Cokesbury bookstores close in Johnson City, Knoxville

Cokesbury bookstores close in Johnson City, Knoxville

Two Cokesbury bookstores located in Holston Conference closed on the same day, leaving vacant space in two churches and eliminating a convenience for old-fashioned shoppers.

Shutting their doors on April 20, the Knoxville and Johnson City stores were among the last of the 57 total United Methodist-related stores to close between January and April. The closing of 38 full-line stores and 19 seminary bookstores began Jan. 12 and concluded April 27.

Cokesbury is the retail division of the United Methodist Publishing House, a publisher of books, Bibles, and other Christian merchandise. In November 2012, UMPH announced that it would focus on online and telephone sales, eliminating less profitable brick-and-mortar stores.

In Johnson City, two full-time and two part-time staff prepared for the closing date for weeks, answering questions for disappointed customers while selling merchandise down to the fixtures, said Manager Jan Butler.

“Definitely our long-time customers are going to miss coming in, touching and feeling before they buy,” Butler said. “The majority of our customers are sad … but a lot of them understand why changes are coming, with bookstore sales going down and e-books coming.”

Butler said she had been experiencing “stages of grief” since informed of the decision to close all Cokesbury stores. She opened the Johnson City store in the Cherokee United Methodist Church building in November 2004.

“This has been my baby because I started it and grew it from the beginning,” Butler said.

With 15 years of experience as a Cokesbury Bookstore employee, Butler said she will begin a new role as a curriculum advisor on Curric-U-Phone.
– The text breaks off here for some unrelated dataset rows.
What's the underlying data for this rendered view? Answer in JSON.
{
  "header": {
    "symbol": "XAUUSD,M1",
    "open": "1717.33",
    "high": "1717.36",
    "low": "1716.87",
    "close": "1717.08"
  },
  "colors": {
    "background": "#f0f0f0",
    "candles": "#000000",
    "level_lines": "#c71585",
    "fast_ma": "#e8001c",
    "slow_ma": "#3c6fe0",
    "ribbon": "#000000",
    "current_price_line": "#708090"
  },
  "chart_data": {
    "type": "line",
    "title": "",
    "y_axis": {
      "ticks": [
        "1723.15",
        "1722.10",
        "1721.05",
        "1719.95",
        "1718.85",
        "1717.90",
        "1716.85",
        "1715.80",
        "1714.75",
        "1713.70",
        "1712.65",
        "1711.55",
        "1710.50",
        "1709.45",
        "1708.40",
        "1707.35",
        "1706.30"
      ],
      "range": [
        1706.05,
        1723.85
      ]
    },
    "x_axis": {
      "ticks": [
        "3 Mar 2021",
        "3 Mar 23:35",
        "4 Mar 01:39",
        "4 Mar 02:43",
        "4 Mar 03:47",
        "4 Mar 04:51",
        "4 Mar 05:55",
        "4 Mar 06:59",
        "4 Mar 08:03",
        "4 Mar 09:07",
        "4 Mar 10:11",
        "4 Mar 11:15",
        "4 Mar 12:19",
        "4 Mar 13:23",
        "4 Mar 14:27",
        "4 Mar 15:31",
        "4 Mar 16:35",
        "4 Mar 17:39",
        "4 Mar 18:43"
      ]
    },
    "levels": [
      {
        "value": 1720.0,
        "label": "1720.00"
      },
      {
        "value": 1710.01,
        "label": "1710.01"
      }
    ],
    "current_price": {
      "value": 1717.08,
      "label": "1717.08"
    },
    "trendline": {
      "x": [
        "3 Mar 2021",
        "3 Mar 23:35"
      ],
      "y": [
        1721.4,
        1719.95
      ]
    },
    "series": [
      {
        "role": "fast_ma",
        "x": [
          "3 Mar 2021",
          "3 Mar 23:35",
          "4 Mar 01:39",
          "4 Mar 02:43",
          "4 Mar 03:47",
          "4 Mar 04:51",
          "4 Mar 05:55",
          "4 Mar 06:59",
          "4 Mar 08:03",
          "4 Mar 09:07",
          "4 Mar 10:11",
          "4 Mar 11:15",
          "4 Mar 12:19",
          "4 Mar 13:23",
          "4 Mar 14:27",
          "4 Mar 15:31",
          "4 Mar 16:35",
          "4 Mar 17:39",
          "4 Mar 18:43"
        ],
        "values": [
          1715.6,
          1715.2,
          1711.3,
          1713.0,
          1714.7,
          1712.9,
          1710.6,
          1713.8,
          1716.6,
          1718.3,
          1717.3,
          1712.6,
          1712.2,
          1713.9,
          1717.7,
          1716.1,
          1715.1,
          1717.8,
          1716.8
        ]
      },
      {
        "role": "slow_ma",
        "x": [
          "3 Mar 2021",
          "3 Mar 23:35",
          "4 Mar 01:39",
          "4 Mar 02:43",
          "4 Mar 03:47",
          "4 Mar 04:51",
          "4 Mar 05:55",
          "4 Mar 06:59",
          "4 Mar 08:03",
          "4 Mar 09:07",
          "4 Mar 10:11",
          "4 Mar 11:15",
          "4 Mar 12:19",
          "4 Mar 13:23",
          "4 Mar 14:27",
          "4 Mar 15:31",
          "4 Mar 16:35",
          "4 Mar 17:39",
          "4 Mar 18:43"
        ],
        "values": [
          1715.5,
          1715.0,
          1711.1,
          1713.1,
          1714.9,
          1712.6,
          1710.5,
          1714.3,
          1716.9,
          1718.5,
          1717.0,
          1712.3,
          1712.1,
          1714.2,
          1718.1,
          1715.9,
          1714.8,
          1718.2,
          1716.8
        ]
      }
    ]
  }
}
She will remain in Johnson City with her husband, the Rev. Steve Butler, associate pastor for Johnson City Parish.

The Rev. Andrew Amodei, Cherokee senior pastor, said the loss of the store is a “body blow” to the church.

“Cherokee doesn’t depend on the bookstore but it’s an $18,000 annual hit to the budget," he said. In November, Cherokee projected a $460,000 annual budget for 2013.

“At the moment we do not know what we'll do with the space,” Amodei said. “The more pressing issue is the future of the entire facility. Cherokee has held a debt burden that has to be solved in the near future.”

Clarinda Bowman, long-time manager of the Knoxville bookstore, declined to be interviewed.

Mel Stripling, director of operations at Cokesbury United Methodist Church, said that no “definite decisions” have been made about filling the vacant space left by the store closing.

“We will try to meet our greatest needs at the moment which include children’s ministry, nursery, some office space and classroom space,” Stripling said. “This will probably incorporate repurposing some existing space along with renovations to the roughly 6,000 square feet that the bookstore is vacating. We will feel some financial impact but plan to make that up with growth.”

To assist customers, Cokesbury has hired 50 “community resource consultants” to serve regions previously served by brick-and-mortar stores. The consultants will make personal visits to clergy, staff, and volunteers in their offices or churches and assist with curriculum and orders, Cokesbury officials said.

The community resource consultant for the Kingsport, Johnson City, and Bristol area is Ken Fowler at (423) 262-6433 or kfowler@cokesbury.com. The Knoxville consultant is Carlesia Manning at (865) 242-6317 or cjmanning@cokesbury.com.

For more information about Cokesbury's future, visit CokesburyNext.com.